Rekong Peo, the district headquarters of Kinnaur, is located in the deeper reaches of the Himalayas. It is 11 kilometres below Kalpa, near the Spiti subdivision of Lahaul district. The village of Kalpa is well-known for the Ha-Bu-Ian-Car Gompa monastery founded around 950-1055 AD. There is a strong Buddhist influence in the region as evident in the dress of the local people.
Rekong Peo was the venue of one of the four Buddha Mahotsav festivals that are being organised by the government of Himachal Pradesh with support from the Ministry of Tourism and Culture. The others will be held in Tawang in Arunachal Pradesh and Jaigaon in West Bengal. Another festival was organised at Deskit, Nubra in Jammu and Kashmir prior to the one in Rekong. The festivals are part of the respective state governments’ efforts to promote the locations as centres of Buddhist culture and teachings. Not only that, by highlighting the natural beauty of these regions they can become tourist destinations.
It took me two days to reach Rekong Peo. The two-day Bauddh Mahotsav started at around 10:30 a.m on September 15. Local inhabitants had turned up in large numbers from Rekong and its neighbouring villages to witness what was for them a day of festivity and enjoyment. The programme commenced with chantings by Buddhist lamas. They sat in prayer on a dais specially erected for them on one side of the playing ground where the festival was held. Dressed in their traditional robes, villagers talked amongst themselves. A group of Kinnauri women was wearing a pahari type of topi, probably typical of the region.
The Mahotsav was marked by the presence of some important dignitaries. Among those present on the occasion was Farooque Abdullah, chief minister of Jammu and Kashmir and P.K. Dhumal, chief minister of Himachal Pradesh. Besides, there were politicians and spiritual heads, along with Lamas and monks from the adjoining monasteries.
After the speeches were over, it was time for the Mahotsav to begin. Local dances marked by an amazing degree of synchronisation of movement and vitality were the highlight of the evening. Clad in colourful attire, the dancers presented a pretty picture against the backdrop of Mount Kailash. Their striking robes in red, green and yellow stood out against the snowy whiteness of the legendary mountain peak. On the next day there were masked dances by artistes from the Tibetan Institute of Performing Arts in Dharamsala. The masks added a mythical quality to the dances.

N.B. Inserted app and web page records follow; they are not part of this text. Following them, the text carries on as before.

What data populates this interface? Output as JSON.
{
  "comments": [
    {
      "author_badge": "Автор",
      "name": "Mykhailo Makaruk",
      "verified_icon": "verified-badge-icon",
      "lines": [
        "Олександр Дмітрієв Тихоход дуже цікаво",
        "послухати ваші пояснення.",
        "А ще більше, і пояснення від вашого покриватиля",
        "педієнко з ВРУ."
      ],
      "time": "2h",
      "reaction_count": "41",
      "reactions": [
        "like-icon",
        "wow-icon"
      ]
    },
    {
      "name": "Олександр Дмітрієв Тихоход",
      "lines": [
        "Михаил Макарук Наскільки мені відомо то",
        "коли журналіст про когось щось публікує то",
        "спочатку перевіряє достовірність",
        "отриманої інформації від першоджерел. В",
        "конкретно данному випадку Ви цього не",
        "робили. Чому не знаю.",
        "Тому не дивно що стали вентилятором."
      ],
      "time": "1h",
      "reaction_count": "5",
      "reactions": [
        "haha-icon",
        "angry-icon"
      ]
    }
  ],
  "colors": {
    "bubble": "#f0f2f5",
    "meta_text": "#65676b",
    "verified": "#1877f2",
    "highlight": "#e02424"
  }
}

The festival was a perfect blend of culture and religion. It was a great effort on the part of the state governments to spread the message of harmony and culture.